Unemployment began to rise in mid-March across the nation as states began putting restrictions into place to control the spread of COVID-19 and flatten the curve so as not to overburden an already stressed health-care system.
Like most areas of the country, Mississippi started to ask government agencies and businesses to send home non-essential employees around that time. Gov. Tate Reeves signed his first executive order to that effect on March 17.
Since that time, beginning with the week ending March 21, Mississippi began seeing a steep climb in new unemployment claims. Through the week ending April 25, more than 200,000 Mississippians have filed new unemployment claims. That figure is on top of the nearly 67,500 Mississippians already unemployed in March.
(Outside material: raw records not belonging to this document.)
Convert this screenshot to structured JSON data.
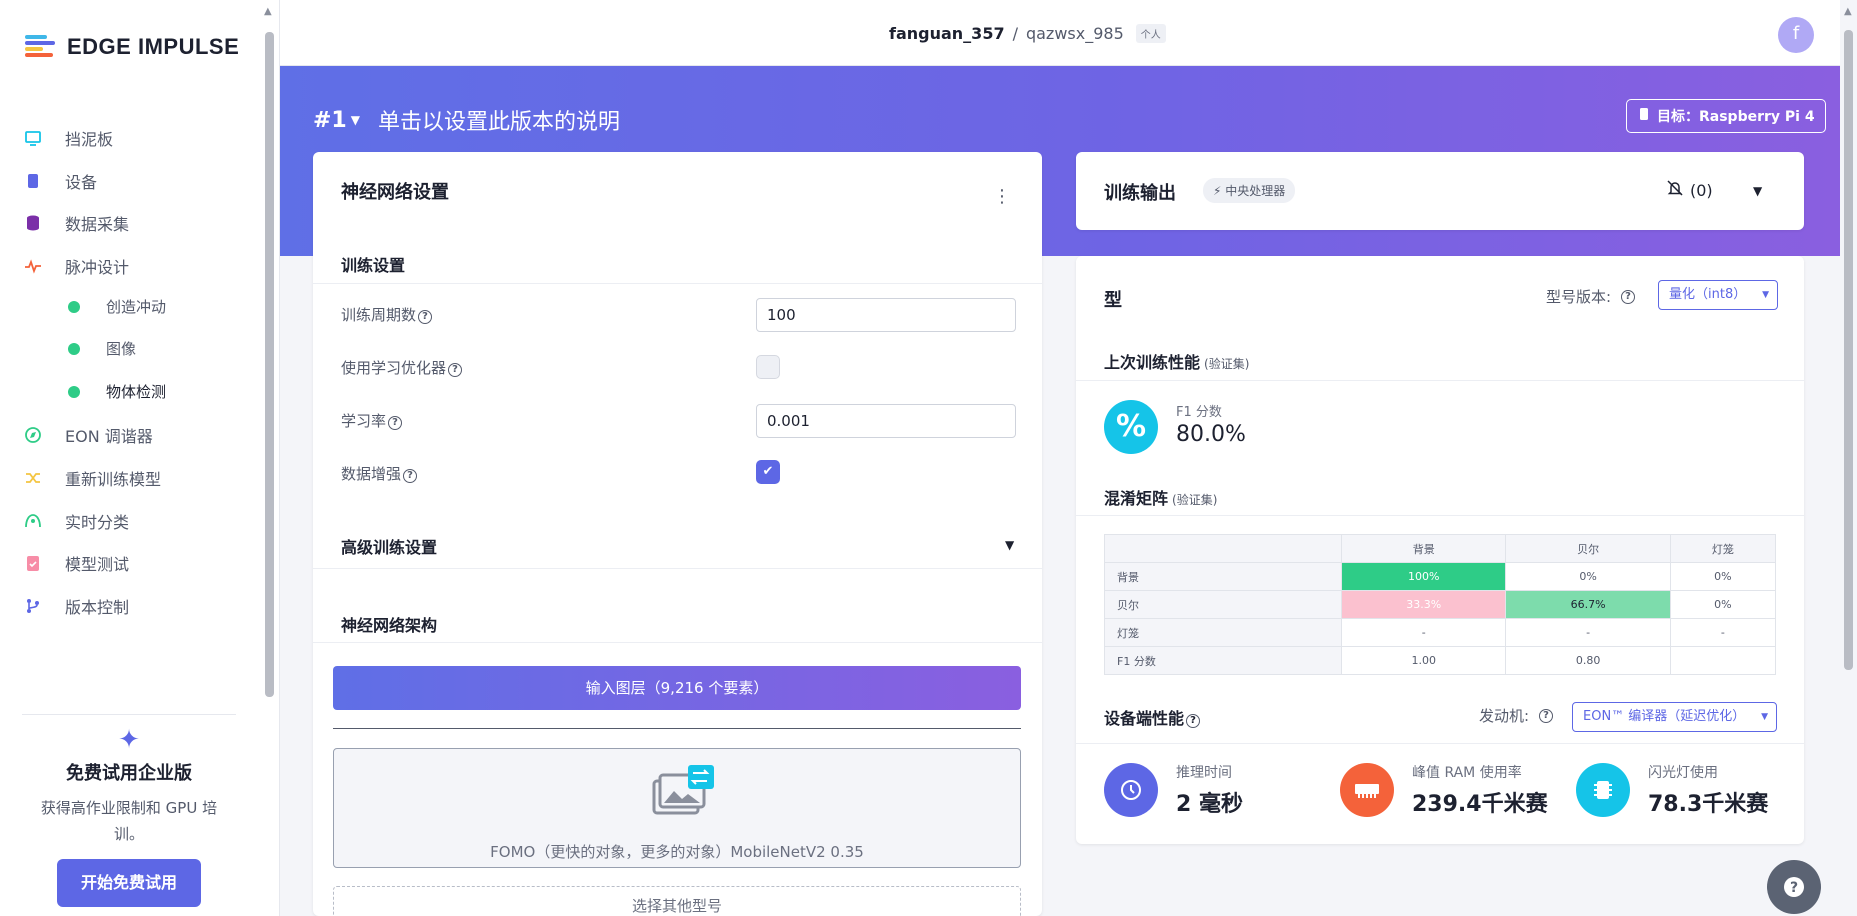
{
  "sidebar": {
    "brand": "EDGE IMPULSE",
    "items": [
      {
        "label": "挡泥板",
        "icon": "monitor-icon"
      },
      {
        "label": "设备",
        "icon": "chip-icon"
      },
      {
        "label": "数据采集",
        "icon": "database-icon"
      },
      {
        "label": "脉冲设计",
        "icon": "pulse-icon"
      },
      {
        "label": "EON 调谐器",
        "icon": "compass-icon"
      },
      {
        "label": "重新训练模型",
        "icon": "shuffle-icon"
      },
      {
        "label": "实时分类",
        "icon": "live-icon"
      },
      {
        "label": "模型测试",
        "icon": "clipboard-check-icon"
      },
      {
        "label": "版本控制",
        "icon": "branch-icon"
      }
    ],
    "sub_items": [
      {
        "label": "创造冲动"
      },
      {
        "label": "图像"
      },
      {
        "label": "物体检测"
      }
    ],
    "trial": {
      "title": "免费试用企业版",
      "text": "获得高作业限制和 GPU 培训。",
      "button": "开始免费试用"
    }
  },
  "topbar": {
    "user": "fanguan_357",
    "separator": "/",
    "project": "qazwsx_985",
    "tag": "个人",
    "avatar_letter": "f"
  },
  "hero": {
    "version": "#1",
    "description": "单击以设置此版本的说明",
    "target": "目标：Raspberry Pi 4"
  },
  "nn_settings": {
    "title": "神经网络设置",
    "training_section": "训练设置",
    "epochs_label": "训练周期数",
    "epochs_value": "100",
    "optimizer_label": "使用学习优化器",
    "optimizer_checked": false,
    "lr_label": "学习率",
    "lr_value": "0.001",
    "augment_label": "数据增强",
    "augment_checked": true,
    "advanced_section": "高级训练设置",
    "arch_section": "神经网络架构",
    "input_layer": "输入图层（9,216 个要素）",
    "model_name": "FOMO（更快的对象，更多的对象）MobileNetV2 0.35",
    "other_model": "选择其他型号"
  },
  "training_output": {
    "title": "训练输出",
    "processor": "中央处理器",
    "notifications": "(0)"
  },
  "model": {
    "title": "型",
    "version_label": "型号版本:",
    "version_value": "量化（int8）",
    "last_perf_title": "上次训练性能",
    "last_perf_note": "(验证集)",
    "f1_label": "F1 分数",
    "f1_value": "80.0%",
    "cm_title": "混淆矩阵",
    "cm_note": "(验证集)",
    "cm_headers": [
      "",
      "背景",
      "贝尔",
      "灯笼"
    ],
    "cm_rows": [
      [
        "背景",
        "100%",
        "0%",
        "0%"
      ],
      [
        "贝尔",
        "33.3%",
        "66.7%",
        "0%"
      ],
      [
        "灯笼",
        "-",
        "-",
        "-"
      ],
      [
        "F1 分数",
        "1.00",
        "0.80",
        ""
      ]
    ],
    "device_title": "设备端性能",
    "engine_label": "发动机:",
    "engine_value": "EON™ 编译器（延迟优化）",
    "perf": [
      {
        "label": "推理时间",
        "value": "2 毫秒",
        "color": "#5d67e5",
        "icon": "clock-icon"
      },
      {
        "label": "峰值 RAM 使用率",
        "value": "239.4千米赛",
        "color": "#f4623a",
        "icon": "ram-icon"
      },
      {
        "label": "闪光灯使用",
        "value": "78.3千米赛",
        "color": "#15c4e8",
        "icon": "flash-chip-icon"
      }
    ]
  },
  "colors": {
    "accent": "#5d67e5",
    "cm_green": "#2ecc87",
    "cm_green_light": "#7ddcac",
    "cm_pink": "#fbc1cf"
  }
}
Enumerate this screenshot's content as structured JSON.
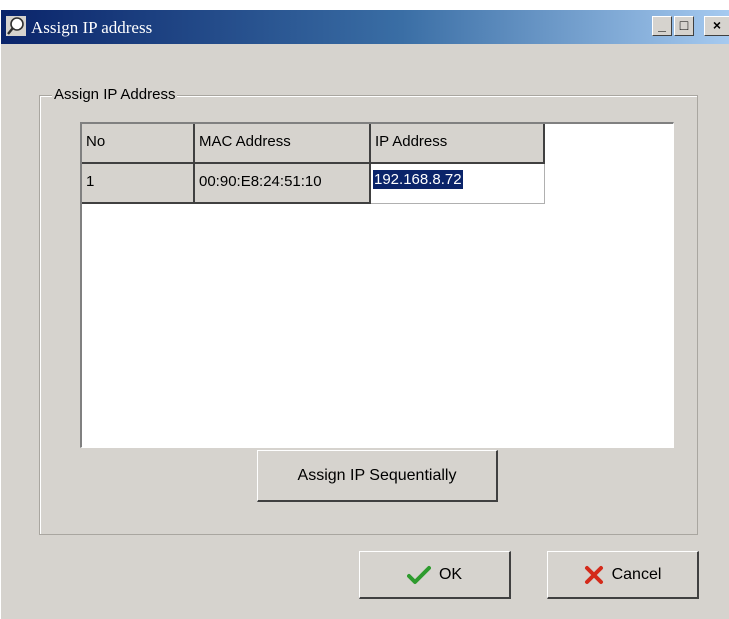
{
  "window": {
    "title": "Assign IP address",
    "minimize": "_",
    "maximize": "□",
    "close": "×"
  },
  "group": {
    "label": "Assign IP Address"
  },
  "table": {
    "columns": [
      "No",
      "MAC Address",
      "IP Address"
    ],
    "rows": [
      {
        "no": "1",
        "mac": "00:90:E8:24:51:10",
        "ip": "192.168.8.72"
      }
    ]
  },
  "buttons": {
    "assign_sequential": "Assign IP Sequentially",
    "ok": "OK",
    "cancel": "Cancel"
  },
  "icons": {
    "app": "magnifier-icon",
    "ok": "checkmark-icon",
    "cancel": "x-icon"
  },
  "colors": {
    "titlebar_start": "#0a246a",
    "titlebar_end": "#a6caf0",
    "selection": "#0a246a",
    "ok_check": "#2e9b2e",
    "cancel_x": "#d42a1a"
  }
}
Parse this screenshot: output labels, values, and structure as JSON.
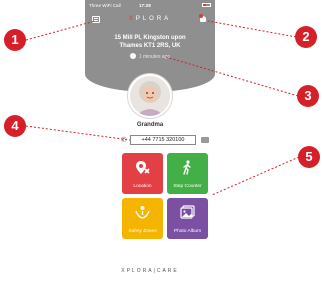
{
  "status_bar": {
    "carrier": "Three WiFi Call",
    "time": "17:28"
  },
  "header": {
    "logo": "XPLORA",
    "address_line1": "15 Mill Pl, Kingston upon",
    "address_line2": "Thames KT1 2RS, UK",
    "updated": "1 minutes ago"
  },
  "contact": {
    "name": "Grandma",
    "phone": "+44 7715 320100"
  },
  "tiles": [
    {
      "label": "Location",
      "color": "#e34046",
      "icon": "location-icon"
    },
    {
      "label": "Step Counter",
      "color": "#43b047",
      "icon": "walking-icon"
    },
    {
      "label": "Safety Zones",
      "color": "#f4b400",
      "icon": "safety-zones-icon"
    },
    {
      "label": "Photo Album",
      "color": "#7b4fa1",
      "icon": "photo-album-icon"
    }
  ],
  "footer": {
    "brand": "XPLORA|CARE"
  },
  "callouts": [
    "1",
    "2",
    "3",
    "4",
    "5"
  ]
}
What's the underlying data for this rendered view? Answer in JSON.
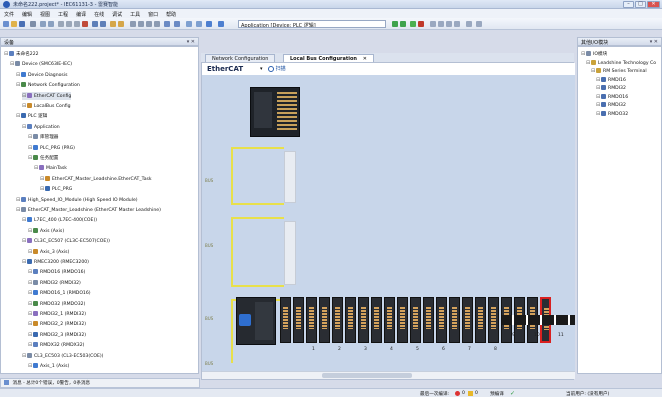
{
  "window": {
    "title": "未命名222.project* - IEC61131-3 - 雷赛智能"
  },
  "menu": [
    "文件",
    "编辑",
    "视图",
    "工程",
    "编译",
    "在线",
    "调试",
    "工具",
    "窗口",
    "帮助"
  ],
  "toolbar": {
    "combo_text": "Application [Device: PLC 逻辑]"
  },
  "device_panel": {
    "title": "设备",
    "rows": [
      {
        "label": "未命名222",
        "indent": 0
      },
      {
        "label": "Device (SMC63IE-IEC)",
        "indent": 1
      },
      {
        "label": "Device Diagnosis",
        "indent": 2
      },
      {
        "label": "Network Configuration",
        "indent": 2
      },
      {
        "label": "EtherCAT Config",
        "indent": 3
      },
      {
        "label": "LocalBus Config",
        "indent": 3
      },
      {
        "label": "PLC 逻辑",
        "indent": 2
      },
      {
        "label": "Application",
        "indent": 3
      },
      {
        "label": "库管理器",
        "indent": 4
      },
      {
        "label": "PLC_PRG (PRG)",
        "indent": 4
      },
      {
        "label": "任务配置",
        "indent": 4
      },
      {
        "label": "MainTask",
        "indent": 5
      },
      {
        "label": "EtherCAT_Master_Leadshine.EtherCAT_Task",
        "indent": 6
      },
      {
        "label": "PLC_PRG",
        "indent": 6
      },
      {
        "label": "High_Speed_IO_Module (High Speed IO Module)",
        "indent": 2
      },
      {
        "label": "EtherCAT_Master_Leadshine (EtherCAT Master Leadshine)",
        "indent": 2
      },
      {
        "label": "L7EC_400 (L7EC-400(COE))",
        "indent": 3
      },
      {
        "label": "Axis (Axis)",
        "indent": 4
      },
      {
        "label": "CL3C_EC507 (CL3C-EC507(COE))",
        "indent": 3
      },
      {
        "label": "Axis_3 (Axis)",
        "indent": 4
      },
      {
        "label": "RMEC3200 (RMEC3200)",
        "indent": 3
      },
      {
        "label": "RMDO16 (RMDO16)",
        "indent": 4
      },
      {
        "label": "RMDI32 (RMDI32)",
        "indent": 4
      },
      {
        "label": "RMDO16_1 (RMDO16)",
        "indent": 4
      },
      {
        "label": "RMDO32 (RMDO32)",
        "indent": 4
      },
      {
        "label": "RMDI32_1 (RMDI32)",
        "indent": 4
      },
      {
        "label": "RMDI32_2 (RMDI32)",
        "indent": 4
      },
      {
        "label": "RMDI32_3 (RMDI32)",
        "indent": 4
      },
      {
        "label": "RMDX32 (RMDX32)",
        "indent": 4
      },
      {
        "label": "CL3_EC503 (CL3-EC503(COE))",
        "indent": 3
      },
      {
        "label": "Axis_1 (Axis)",
        "indent": 4
      }
    ]
  },
  "tabs": [
    {
      "label": "Network Configuration"
    },
    {
      "label": "Local Bus Configuration"
    }
  ],
  "editor": {
    "bus_label": "EtherCAT",
    "scan_label": "扫描",
    "bus_tags": [
      "BUS",
      "BUS",
      "BUS",
      "BUS"
    ],
    "slot_numbers": [
      "1",
      "2",
      "3",
      "4",
      "5",
      "6",
      "7",
      "8",
      "9",
      "10",
      "11"
    ]
  },
  "right_panel": {
    "title": "其他I/O模块",
    "rows": [
      {
        "label": "IO模块",
        "indent": 0
      },
      {
        "label": "Leadshine Technology Co",
        "indent": 1
      },
      {
        "label": "RM Series Terminal",
        "indent": 2
      },
      {
        "label": "RMDI16",
        "indent": 3
      },
      {
        "label": "RMDI32",
        "indent": 3
      },
      {
        "label": "RMDO16",
        "indent": 3
      },
      {
        "label": "RMDI32",
        "indent": 3
      },
      {
        "label": "RMDO32",
        "indent": 3
      }
    ]
  },
  "messages": {
    "text": "消息 - 总计0个错误，0警告，0条消息"
  },
  "status": {
    "last_build": "最后一次编译:",
    "errors": "0",
    "warnings": "0",
    "precompile": "预编译",
    "current_user": "当前用户: (没有用户)"
  }
}
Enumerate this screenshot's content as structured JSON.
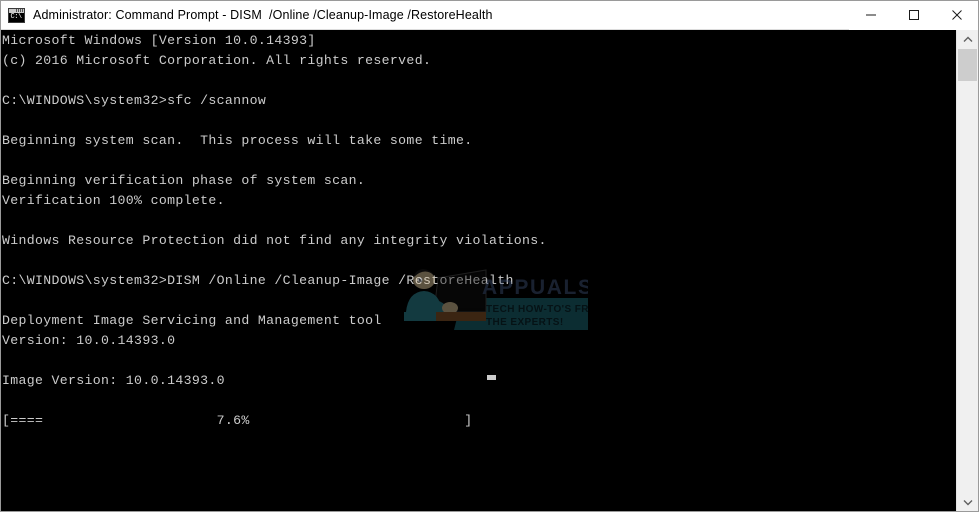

For the Mississippi Department of Employment Security, an agency accustomed to fewer than 1,000 new claims a month, it meant dramatically increasing and training new staff while also increasing its hours of operation. Regardless, the complaints about hours-long hold times and other issues haven’t stopped, and Gov. Reeves continues to promise improvement.
Across the nation, 3.8 million people filed new unemployment claims during the week ending April 25, bringing the total number of new claims during the crisis to more than 30 million. The weekly figures were down by about 600,000 from the previous week; however, the four-week moving average is more than 5 million new claims per week.
“The advance seasonally adjusted insured unemployment rate was 12.4% for the week ending April 18, an increase of 1.5 percentage points from the previous week’s revised rate,” the Department of Labor stated in its April 30 release. “This marks the highest level of the seasonally adjusted insured unemployment rate in the history of the seasonally adjusted series.”
More than 22% of the American labor force is out of work, according to Forbes, or about 10% of all Americans.
“For perspective, jobless claims over the past six weeks are more than five times the worst stretch of the Great Recession” of 2008 and 2009, wrote Barron’s, adding, “Job losses of this magnitude translate to an unemployment rate of about 25%.
During the Great Depression, some 15 million Americans, about 25% of the nation’s work force then, were unemployed in 1933.
Unlike either of those events, with the COVID-19 crisis, the federal government almost immediately began to pump money into the economy when it was clear there would be massive unemployment. It made loans available to businesses to keep paying their employees and fattened benefits for those out of work. Now, part-time workers, the self-employed and gig workers are eligible for benefits, something that has never happened.
That spending, and the Federal Reserve’s unprecedented intervention into the economy, has kept the stock market from bottoming out. After a dramatic drop from mid-February through late March, the market regained about half its ground in April on hopeful news including that some states were ready to re-open for business and that an antiviral, remdesivir, was showing promise as a treatment for COVID-19.See a typo? Report it here.